Overall, we need to be kind to ourselves and remember that reactions to rejection are hard wired in us. But if it is taking too much of a toll -and you will know this if you find yourself in a pattern of ruminating about the latest rebuff – then seek some professional help or have a chat with a trusted friend or family member.

Practical tips for dealing with rejection
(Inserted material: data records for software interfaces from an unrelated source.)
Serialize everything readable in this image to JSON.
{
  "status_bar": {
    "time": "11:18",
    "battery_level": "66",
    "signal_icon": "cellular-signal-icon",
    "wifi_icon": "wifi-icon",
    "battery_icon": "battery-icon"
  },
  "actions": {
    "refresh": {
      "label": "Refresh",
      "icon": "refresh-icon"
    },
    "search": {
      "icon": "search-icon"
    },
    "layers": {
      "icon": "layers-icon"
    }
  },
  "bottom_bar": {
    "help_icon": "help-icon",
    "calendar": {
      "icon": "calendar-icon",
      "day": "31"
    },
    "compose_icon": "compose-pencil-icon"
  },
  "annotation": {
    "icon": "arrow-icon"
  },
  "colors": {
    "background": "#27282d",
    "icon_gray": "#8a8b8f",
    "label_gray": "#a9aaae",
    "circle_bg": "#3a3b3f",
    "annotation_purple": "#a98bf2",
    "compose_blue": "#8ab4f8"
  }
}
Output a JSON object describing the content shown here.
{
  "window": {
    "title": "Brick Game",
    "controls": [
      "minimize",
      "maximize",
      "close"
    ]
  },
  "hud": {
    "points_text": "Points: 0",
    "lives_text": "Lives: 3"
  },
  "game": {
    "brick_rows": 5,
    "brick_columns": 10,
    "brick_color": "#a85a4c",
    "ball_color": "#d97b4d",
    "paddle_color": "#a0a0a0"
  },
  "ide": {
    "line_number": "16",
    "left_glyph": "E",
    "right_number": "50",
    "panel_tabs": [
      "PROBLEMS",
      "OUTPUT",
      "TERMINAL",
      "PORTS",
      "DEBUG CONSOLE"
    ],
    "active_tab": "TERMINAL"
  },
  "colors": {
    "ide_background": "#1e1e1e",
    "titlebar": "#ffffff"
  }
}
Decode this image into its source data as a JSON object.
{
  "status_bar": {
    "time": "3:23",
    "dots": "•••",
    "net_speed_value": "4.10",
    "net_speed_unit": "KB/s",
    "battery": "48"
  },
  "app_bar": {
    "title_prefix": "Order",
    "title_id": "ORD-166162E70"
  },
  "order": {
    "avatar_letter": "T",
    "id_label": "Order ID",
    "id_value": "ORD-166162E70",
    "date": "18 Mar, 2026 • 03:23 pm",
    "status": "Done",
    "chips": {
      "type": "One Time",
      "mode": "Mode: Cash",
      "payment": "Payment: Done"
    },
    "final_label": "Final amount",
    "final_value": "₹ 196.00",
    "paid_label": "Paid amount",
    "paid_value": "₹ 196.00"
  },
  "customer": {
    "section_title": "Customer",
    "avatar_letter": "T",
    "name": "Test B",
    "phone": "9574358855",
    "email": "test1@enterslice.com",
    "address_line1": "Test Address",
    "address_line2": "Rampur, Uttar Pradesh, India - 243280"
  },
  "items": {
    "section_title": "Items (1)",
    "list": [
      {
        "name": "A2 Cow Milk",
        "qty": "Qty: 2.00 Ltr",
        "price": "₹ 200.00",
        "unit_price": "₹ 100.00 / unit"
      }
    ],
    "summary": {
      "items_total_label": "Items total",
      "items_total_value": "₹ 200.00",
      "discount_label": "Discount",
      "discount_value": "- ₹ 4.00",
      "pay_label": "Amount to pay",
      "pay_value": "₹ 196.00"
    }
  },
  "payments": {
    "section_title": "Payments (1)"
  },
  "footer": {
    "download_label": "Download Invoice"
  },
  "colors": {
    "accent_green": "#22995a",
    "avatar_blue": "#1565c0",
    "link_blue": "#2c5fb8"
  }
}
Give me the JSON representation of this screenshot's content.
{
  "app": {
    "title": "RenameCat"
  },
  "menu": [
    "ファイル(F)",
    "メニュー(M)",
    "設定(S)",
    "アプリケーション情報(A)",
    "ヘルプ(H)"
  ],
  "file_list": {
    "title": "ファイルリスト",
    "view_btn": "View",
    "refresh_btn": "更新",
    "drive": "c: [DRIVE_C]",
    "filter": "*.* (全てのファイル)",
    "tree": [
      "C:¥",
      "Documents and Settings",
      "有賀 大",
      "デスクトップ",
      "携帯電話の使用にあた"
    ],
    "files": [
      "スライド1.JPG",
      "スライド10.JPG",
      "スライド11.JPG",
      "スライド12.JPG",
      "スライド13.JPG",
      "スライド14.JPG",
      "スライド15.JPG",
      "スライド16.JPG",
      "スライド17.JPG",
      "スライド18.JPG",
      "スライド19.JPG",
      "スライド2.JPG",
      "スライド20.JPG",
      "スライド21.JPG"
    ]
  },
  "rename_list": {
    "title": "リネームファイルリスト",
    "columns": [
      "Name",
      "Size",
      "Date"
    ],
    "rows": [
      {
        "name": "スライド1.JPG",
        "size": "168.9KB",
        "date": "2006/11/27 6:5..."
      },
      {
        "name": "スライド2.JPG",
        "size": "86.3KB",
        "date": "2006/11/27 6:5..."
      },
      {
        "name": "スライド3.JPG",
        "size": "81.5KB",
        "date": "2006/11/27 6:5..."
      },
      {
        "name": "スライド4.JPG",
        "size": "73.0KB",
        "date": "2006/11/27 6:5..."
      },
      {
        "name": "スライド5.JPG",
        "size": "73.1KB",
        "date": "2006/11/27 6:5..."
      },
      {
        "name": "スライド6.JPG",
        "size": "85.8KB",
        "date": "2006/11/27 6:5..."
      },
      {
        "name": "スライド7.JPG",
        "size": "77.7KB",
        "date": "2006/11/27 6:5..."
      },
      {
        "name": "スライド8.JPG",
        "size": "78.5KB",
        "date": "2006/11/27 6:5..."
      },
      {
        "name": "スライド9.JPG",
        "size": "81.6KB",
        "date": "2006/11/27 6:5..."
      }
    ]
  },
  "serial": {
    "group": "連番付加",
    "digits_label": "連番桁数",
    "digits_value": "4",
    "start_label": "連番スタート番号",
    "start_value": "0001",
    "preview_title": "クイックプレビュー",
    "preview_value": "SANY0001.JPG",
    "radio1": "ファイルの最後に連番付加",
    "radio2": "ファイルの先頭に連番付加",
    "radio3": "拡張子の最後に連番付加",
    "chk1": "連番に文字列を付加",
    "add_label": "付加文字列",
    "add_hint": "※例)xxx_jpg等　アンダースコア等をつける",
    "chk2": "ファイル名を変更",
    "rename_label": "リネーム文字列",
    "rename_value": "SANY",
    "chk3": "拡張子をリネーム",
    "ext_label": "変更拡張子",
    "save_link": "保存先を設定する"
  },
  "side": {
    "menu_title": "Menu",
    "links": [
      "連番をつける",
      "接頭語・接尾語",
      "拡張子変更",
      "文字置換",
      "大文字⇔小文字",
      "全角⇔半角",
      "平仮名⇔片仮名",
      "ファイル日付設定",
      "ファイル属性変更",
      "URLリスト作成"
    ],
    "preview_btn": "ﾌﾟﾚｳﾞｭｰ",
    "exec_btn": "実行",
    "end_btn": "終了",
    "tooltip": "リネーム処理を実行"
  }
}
• Some people won’t like you or want you. It is not a catastrophe.
• It’s untrue that popular people never get turned down – actually they do – but the difference is that they handle rebuffs and this distinguishes them from those who get hurt.
• It’s not necessarily about you. You may well just remind someone of somebody else – most explanations for others’ behaviour are quite benign.
• Shades of grey – don’t delude yourself that people should either accept you or not – it is normal for people to have some ambivalences. It is about them and not you.
• Watch for over thinking – or ruminating – don’t let these crushing snowballing thoughts remove your motivation to find concrete action to change your situation.
• Try and see that “No” can also be seen as being deferred – ‘no’ often means ‘just not now’. It’s about timing: the timing of love, of jobs, of invitations – and all come and go on the tide of life.
• Dealing with rejection can lead to finding ways to be stronger – a prompt to building resilience.
• Seek out some old trusted contacts. And remind yourself how much you are loved.
• Challenge your sense of being defined by a rejection.
• If the negative feelings persist, seek some help from someone you trust.A year or so ago I was in a meeting with some professionals I didn’t know very well – and whose work I admired. I knew they were going out for lunch together after the meeting.

At the end of the meeting, to my joy, one of them turned to me and said what I heard as “Would you like a coffee with us?” My mood rose and my pleasure was obvious “Oh yes,” I enthused gratefully, “that would be just wonderful.”

A split second later I realised the comment had actually been, “Would you like a copy of this?”

And then they all gathered their belongings and left for lunch together as a happy throng.

I took my copy and drove home.

C’est la vie for all of us.

Song for a Fifth Child by Ruth Hulburt Hamilton

Mother, oh mother, come shake out your cloth!
Empty the dustpan, poison the moth,
Hang out the washing and butter the bread,
Sew on a button and make up a bed.
Where is the mother whose house is so shocking?
She’s up in the nursery, blissfully rocking!

Oh, I’ve grown as shiftless as Little Boy Blue
(Lullaby, rockaby, lullaby, loo).
Dishes are waiting and bills are past due
(Pat-a-cake, darling, and peek, peekaboo).
The shopping’s not done and there’s nothing for stew
And out in the yard there’s a hullabaloo
But I’m playing Kanga and this is my Roo.
Look! Aren’t her eyes the most wonderful hue?
(Lullaby, rockaby, lullaby loo.)

Oh, cleaning and scrubbing will wait till tomorrow,
But children grow up, as I’ve learned to my sorrow.
So quiet down, cobwebs. Dust, go to sleep.
I’m rocking my baby. Babies don’t keep.

Thank you Ruth Hulburt Hamilton for affirming our priorities as mothers and reminding all of us to put our babies first and let the rest go. Also my cousin Sarah who reminded me to seek this poem/lullaby.